In humans, a low uptake of PUFAs or an imbalanced ratio of ω3/ω6 PUFAs is associated with elevated risk of stroke, cardiovascular disease and cancer (21, 23, 29, 30). Cytochrome P450s and eicosanoid production also have been implicated in mammalian ischemia-reperfusion (15, 21). Nonetheless, the causal relationships among and mechanisms relating O2 and PUFA homeostasis, CYP and PUFA-mediated cell signaling and organismal susceptibility to oxidative disorders are poorly understood. We identify a novel pathway in which EGL-9/HIF-1 regulates CYP-eicosanoid signaling, demonstrate that PUFAs confer a rapid response to reoxygenation via CYP-generated eicosanoids and provide direct causal links among CYPs, PUFA-derived eicosanoids, and an animal behavioral response to reoxygenation. As molecular mechanisms of O2 and PUFA homeostasis are fundamentally similar and evolutionarily conserved between nematodes and mammals (7, 11, 26), we suggest that the C. elegans O2-ON response is analogous to the mammalian tissue/cellular response to ischemia-reperfusion injury and that the principle of CYP-mediated regulation and the molecular pathway including EGL-9/HIF-1 and CYPs in controlling responses to anoxia-reoxygenation are evolutionarily conserved.
We thank C. Bargmann, A. Fire, A. Hart, Y. Iino, J. Powell-Coffman and C. Rongo for reagents; the Caenorhabditis Genetics Center and the Million Mutation Project for strains.

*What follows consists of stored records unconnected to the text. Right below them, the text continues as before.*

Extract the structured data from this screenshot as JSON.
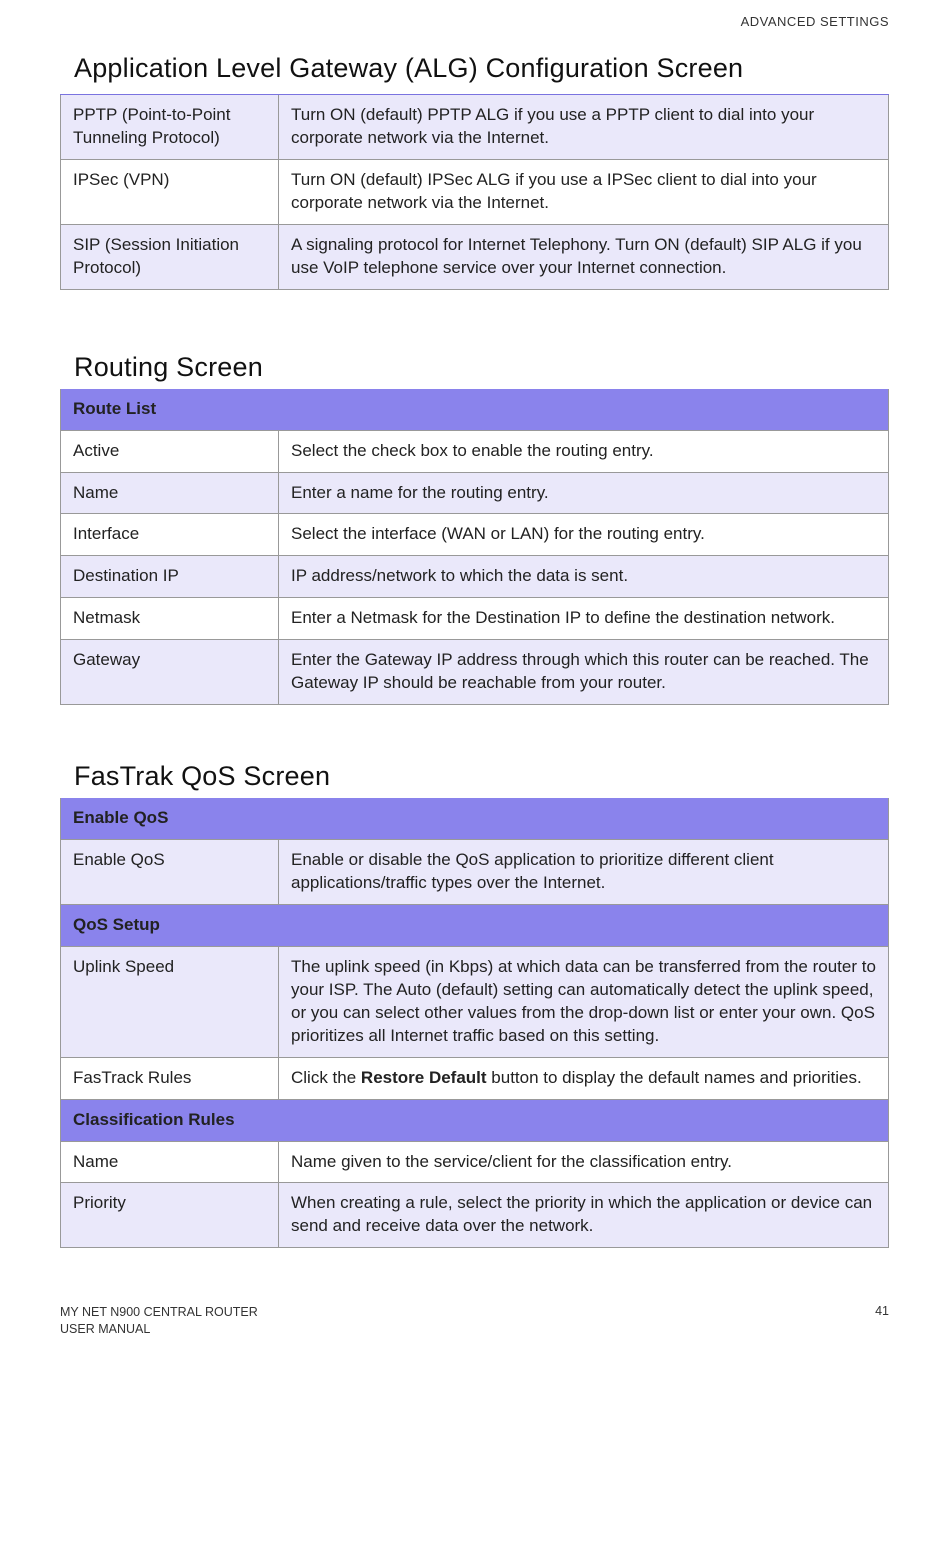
{
  "header": {
    "section": "ADVANCED SETTINGS"
  },
  "alg": {
    "title": "Application Level Gateway (ALG) Configuration Screen",
    "rows": [
      {
        "k": "PPTP (Point-to-Point Tunneling Protocol)",
        "v": "Turn ON (default) PPTP ALG if you use a PPTP client to dial into your corporate network via the Internet."
      },
      {
        "k": "IPSec (VPN)",
        "v": "Turn ON (default) IPSec ALG if you use a IPSec client to dial into your corporate network via the Internet."
      },
      {
        "k": "SIP (Session Initiation Protocol)",
        "v": "A signaling protocol for Internet Telephony. Turn ON (default) SIP ALG if you use VoIP telephone service over your Internet connection."
      }
    ]
  },
  "routing": {
    "title": "Routing Screen",
    "hdr": "Route List",
    "rows": [
      {
        "k": "Active",
        "v": "Select the check box to enable the routing entry."
      },
      {
        "k": "Name",
        "v": "Enter a name for the routing entry."
      },
      {
        "k": "Interface",
        "v": "Select the interface (WAN or LAN) for the routing entry."
      },
      {
        "k": "Destination IP",
        "v": "IP address/network to which the data is sent."
      },
      {
        "k": "Netmask",
        "v": "Enter a Netmask for the Destination IP to define the destination network."
      },
      {
        "k": "Gateway",
        "v": "Enter the Gateway IP address through which this router can be reached. The Gateway IP should be reachable from your router."
      }
    ]
  },
  "qos": {
    "title": "FasTrak QoS Screen",
    "hdr1": "Enable QoS",
    "rows1": [
      {
        "k": "Enable QoS",
        "v": "Enable or disable the QoS application to prioritize different client applications/traffic types over the Internet."
      }
    ],
    "hdr2": "QoS Setup",
    "rows2": [
      {
        "k": "Uplink Speed",
        "v": "The uplink speed (in Kbps) at which data can be transferred from the router to your ISP. The Auto (default) setting can automatically detect the uplink speed, or you can select other values from the drop-down list or enter your own. QoS prioritizes all Internet traffic based on this setting."
      },
      {
        "k": "FasTrack Rules",
        "v_pre": "Click the ",
        "v_bold": "Restore Default",
        "v_post": " button to display the default names and priorities."
      }
    ],
    "hdr3": "Classification Rules",
    "rows3": [
      {
        "k": "Name",
        "v": "Name given to the service/client for the classification entry."
      },
      {
        "k": "Priority",
        "v": "When creating a rule, select the priority in which the application or device can send and receive data over the network."
      }
    ]
  },
  "footer": {
    "line1": "MY NET N900 CENTRAL ROUTER",
    "line2": "USER MANUAL",
    "page": "41"
  }
}
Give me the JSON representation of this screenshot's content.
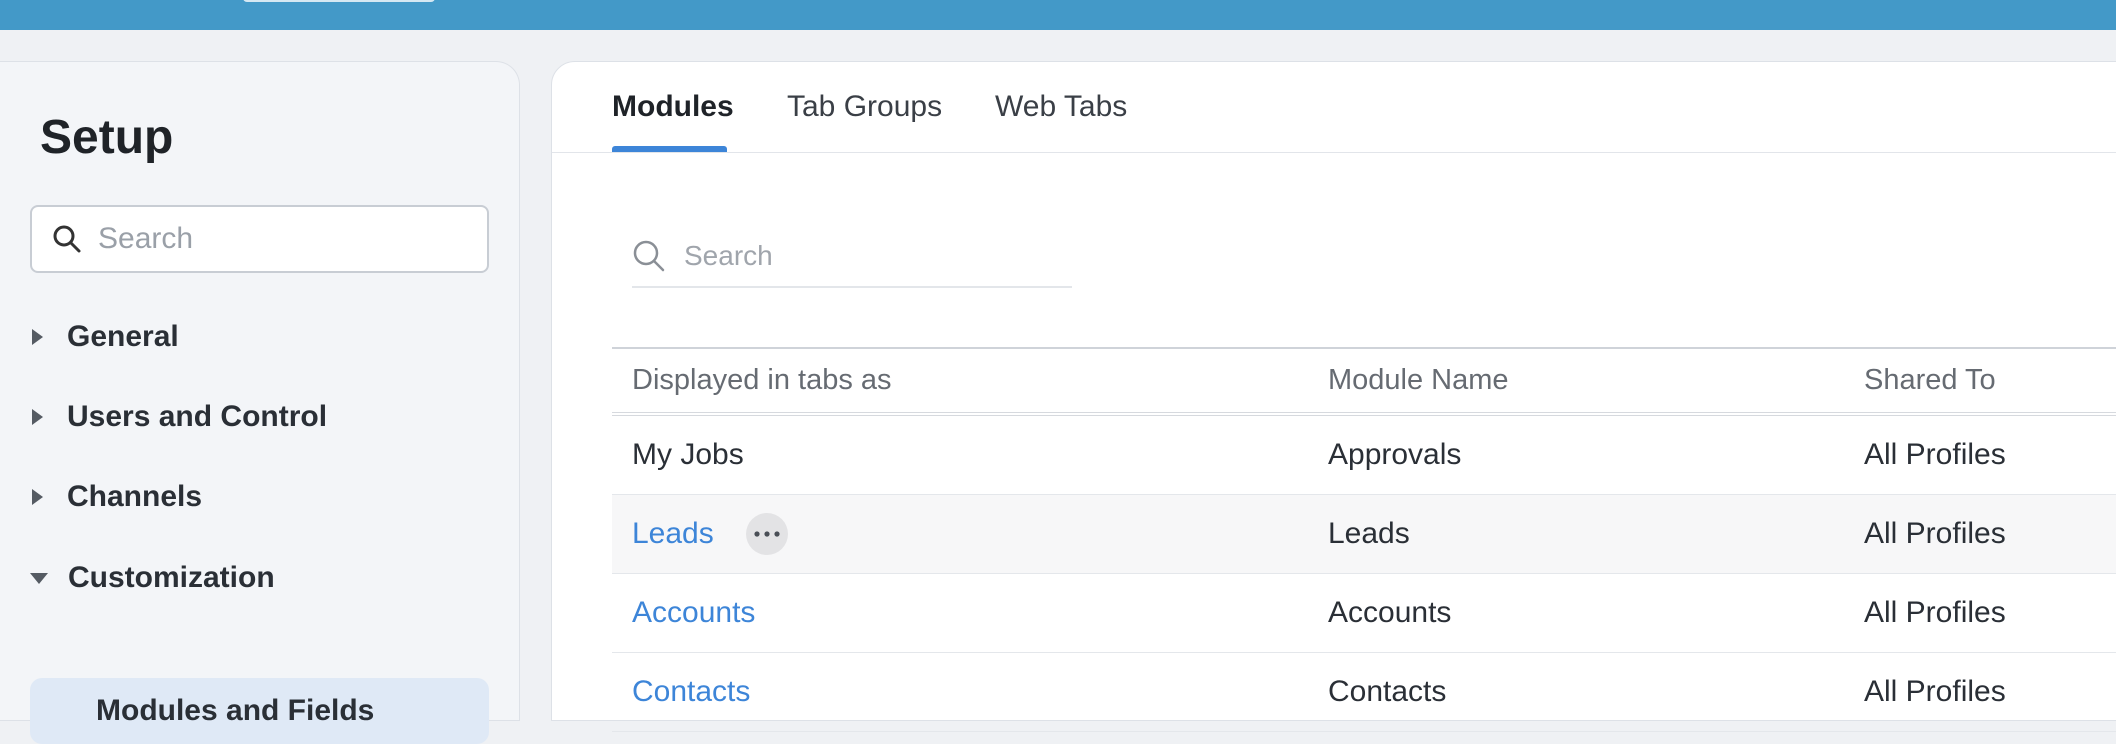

H.R.H. is an Investigator of the Howard Hughes Medical Institute and the David H. Koch Professor of Biology at MIT. Supported by NIH grant GM24663 (H.R.H), German Research Foundation grant ME2056/3–1 (R.M.), NSF Graduate Research Fellowship (N.B.), MIT Undergraduate Research Opportunities Program (S.Z.) and a Helen Hay Whitney Foundation postdoctoral fellowship (D.K.M.).